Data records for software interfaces
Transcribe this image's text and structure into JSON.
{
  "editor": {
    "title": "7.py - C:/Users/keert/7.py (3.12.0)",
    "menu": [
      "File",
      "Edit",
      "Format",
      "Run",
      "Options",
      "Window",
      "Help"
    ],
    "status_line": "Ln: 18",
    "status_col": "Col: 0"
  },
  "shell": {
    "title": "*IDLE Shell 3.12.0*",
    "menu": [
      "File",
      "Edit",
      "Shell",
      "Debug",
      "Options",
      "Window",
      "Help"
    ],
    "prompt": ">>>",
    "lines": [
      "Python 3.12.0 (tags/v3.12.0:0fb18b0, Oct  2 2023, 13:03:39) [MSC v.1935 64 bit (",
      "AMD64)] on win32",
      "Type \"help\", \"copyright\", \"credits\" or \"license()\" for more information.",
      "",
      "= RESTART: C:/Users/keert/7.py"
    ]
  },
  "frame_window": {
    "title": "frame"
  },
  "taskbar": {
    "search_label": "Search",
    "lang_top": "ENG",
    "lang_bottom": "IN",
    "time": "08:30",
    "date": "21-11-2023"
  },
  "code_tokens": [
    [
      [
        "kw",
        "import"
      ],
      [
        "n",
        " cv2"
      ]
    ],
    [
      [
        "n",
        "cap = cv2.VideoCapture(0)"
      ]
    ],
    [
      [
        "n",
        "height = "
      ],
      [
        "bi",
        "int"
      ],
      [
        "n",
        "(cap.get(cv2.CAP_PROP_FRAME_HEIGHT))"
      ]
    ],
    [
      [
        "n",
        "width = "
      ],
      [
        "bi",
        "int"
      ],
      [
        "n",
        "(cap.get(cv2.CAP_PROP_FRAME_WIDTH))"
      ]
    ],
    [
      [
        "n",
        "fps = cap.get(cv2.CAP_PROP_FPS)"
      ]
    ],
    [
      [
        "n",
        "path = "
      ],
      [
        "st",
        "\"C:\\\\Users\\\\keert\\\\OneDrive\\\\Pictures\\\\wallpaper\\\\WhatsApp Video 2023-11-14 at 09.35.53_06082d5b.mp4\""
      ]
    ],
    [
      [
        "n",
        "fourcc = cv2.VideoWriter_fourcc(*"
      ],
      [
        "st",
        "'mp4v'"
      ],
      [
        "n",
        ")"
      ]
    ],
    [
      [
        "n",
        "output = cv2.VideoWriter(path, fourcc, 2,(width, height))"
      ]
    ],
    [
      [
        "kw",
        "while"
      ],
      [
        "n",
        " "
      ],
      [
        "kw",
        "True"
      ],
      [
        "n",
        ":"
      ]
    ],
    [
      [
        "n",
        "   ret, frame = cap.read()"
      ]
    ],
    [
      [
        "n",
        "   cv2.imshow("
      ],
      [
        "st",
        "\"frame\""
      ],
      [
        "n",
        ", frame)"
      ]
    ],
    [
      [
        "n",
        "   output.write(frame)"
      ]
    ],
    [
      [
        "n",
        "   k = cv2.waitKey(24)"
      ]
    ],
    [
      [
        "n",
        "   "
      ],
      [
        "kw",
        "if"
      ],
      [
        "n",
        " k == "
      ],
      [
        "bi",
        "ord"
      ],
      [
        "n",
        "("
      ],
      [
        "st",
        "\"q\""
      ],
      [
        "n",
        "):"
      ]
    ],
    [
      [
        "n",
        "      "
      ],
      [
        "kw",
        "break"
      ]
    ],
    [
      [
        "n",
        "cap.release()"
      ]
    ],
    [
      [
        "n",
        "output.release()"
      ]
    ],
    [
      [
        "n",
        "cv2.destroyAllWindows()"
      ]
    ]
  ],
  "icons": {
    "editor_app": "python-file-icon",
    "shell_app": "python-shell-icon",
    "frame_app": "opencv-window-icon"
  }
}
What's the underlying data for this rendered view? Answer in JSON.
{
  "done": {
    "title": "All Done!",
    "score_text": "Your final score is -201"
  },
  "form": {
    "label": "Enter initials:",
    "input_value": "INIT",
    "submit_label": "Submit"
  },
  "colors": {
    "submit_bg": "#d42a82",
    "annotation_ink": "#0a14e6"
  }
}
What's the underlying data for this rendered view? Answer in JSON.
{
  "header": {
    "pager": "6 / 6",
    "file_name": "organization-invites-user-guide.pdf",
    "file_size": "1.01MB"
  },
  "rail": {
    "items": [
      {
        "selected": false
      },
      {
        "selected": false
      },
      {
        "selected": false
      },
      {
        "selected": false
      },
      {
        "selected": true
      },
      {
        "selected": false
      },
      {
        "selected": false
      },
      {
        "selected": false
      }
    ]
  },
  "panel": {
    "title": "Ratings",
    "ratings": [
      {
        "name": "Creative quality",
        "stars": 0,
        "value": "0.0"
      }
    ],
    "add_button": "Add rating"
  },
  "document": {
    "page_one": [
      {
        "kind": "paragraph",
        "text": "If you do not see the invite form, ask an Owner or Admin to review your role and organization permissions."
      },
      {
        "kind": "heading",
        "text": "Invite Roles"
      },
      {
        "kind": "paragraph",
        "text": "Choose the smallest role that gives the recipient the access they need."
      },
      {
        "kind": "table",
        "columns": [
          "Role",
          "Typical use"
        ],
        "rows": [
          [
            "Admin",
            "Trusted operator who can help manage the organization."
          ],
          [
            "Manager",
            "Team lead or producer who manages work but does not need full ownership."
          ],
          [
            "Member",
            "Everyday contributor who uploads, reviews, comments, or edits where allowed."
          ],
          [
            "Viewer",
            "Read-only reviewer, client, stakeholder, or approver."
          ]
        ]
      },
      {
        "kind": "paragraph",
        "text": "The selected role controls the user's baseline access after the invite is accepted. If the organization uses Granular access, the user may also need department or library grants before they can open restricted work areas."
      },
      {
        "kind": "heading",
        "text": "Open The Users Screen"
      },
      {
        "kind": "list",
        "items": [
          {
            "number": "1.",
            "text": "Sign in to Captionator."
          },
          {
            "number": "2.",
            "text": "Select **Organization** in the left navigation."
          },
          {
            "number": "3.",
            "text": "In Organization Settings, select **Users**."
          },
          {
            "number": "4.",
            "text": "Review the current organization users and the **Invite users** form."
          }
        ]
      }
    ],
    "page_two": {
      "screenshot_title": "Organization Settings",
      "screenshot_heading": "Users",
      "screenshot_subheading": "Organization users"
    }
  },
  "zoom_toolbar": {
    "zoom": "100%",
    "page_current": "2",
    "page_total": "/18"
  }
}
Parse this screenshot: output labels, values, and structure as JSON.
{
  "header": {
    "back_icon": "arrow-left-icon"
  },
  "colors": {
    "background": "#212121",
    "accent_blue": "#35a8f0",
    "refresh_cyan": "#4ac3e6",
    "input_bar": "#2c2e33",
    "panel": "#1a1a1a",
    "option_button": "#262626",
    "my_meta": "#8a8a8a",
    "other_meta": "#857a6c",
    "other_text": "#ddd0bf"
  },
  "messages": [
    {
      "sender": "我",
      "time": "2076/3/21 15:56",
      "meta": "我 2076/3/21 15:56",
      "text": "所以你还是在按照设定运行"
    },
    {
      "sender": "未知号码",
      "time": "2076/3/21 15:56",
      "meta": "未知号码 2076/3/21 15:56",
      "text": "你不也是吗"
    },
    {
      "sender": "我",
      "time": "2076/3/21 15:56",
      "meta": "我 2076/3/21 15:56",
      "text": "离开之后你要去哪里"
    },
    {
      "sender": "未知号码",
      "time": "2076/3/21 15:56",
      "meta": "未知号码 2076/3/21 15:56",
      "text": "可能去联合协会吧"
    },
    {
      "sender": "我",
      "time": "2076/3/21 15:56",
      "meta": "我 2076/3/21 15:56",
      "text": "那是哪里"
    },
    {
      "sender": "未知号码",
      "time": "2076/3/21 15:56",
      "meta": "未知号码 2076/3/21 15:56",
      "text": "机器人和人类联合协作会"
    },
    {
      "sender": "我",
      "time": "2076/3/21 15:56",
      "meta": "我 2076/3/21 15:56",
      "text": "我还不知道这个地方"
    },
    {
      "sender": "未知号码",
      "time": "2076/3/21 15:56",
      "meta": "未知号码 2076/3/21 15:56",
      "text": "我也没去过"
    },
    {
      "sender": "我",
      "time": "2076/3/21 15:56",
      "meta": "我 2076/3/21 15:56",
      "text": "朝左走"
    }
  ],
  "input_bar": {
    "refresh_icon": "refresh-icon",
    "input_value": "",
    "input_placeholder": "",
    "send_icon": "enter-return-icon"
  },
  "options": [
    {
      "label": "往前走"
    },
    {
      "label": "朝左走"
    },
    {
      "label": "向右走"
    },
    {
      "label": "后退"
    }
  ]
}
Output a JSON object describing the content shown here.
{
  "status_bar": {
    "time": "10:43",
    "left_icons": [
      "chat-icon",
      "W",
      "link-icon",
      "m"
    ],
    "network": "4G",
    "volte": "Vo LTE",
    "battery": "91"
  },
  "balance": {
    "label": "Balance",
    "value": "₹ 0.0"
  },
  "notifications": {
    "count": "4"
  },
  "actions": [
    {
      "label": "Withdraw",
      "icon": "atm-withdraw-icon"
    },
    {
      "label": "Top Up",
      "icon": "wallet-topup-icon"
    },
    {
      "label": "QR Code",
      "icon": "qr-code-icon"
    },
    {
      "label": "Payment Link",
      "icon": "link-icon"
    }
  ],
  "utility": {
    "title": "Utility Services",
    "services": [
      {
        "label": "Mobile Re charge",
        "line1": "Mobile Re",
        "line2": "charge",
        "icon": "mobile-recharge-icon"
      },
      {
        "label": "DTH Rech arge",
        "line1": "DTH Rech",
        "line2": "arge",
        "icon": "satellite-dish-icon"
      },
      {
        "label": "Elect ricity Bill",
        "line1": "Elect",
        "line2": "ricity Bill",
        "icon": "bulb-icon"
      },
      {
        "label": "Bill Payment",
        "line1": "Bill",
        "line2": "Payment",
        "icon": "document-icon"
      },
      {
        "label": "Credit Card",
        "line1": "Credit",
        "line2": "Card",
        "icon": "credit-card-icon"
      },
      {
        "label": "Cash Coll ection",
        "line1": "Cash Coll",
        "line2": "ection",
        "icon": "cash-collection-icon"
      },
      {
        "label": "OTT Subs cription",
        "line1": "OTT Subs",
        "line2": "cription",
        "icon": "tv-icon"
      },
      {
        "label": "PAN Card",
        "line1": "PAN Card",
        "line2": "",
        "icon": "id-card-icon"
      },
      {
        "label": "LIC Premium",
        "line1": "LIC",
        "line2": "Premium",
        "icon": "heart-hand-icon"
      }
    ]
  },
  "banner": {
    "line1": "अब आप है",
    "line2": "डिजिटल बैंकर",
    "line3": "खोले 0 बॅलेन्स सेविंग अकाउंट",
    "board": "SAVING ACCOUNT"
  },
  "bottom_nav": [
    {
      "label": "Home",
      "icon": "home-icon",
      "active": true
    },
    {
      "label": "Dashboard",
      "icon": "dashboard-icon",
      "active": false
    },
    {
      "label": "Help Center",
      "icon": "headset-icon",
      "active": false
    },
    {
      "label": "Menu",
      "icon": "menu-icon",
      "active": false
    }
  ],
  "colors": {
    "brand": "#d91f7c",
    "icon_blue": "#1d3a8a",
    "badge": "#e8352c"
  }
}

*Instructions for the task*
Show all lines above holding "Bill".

*Task answer*
        "label": "Elect ricity Bill",
        "line2": "ricity Bill",
        "label": "Bill Payment",
        "line1": "Bill",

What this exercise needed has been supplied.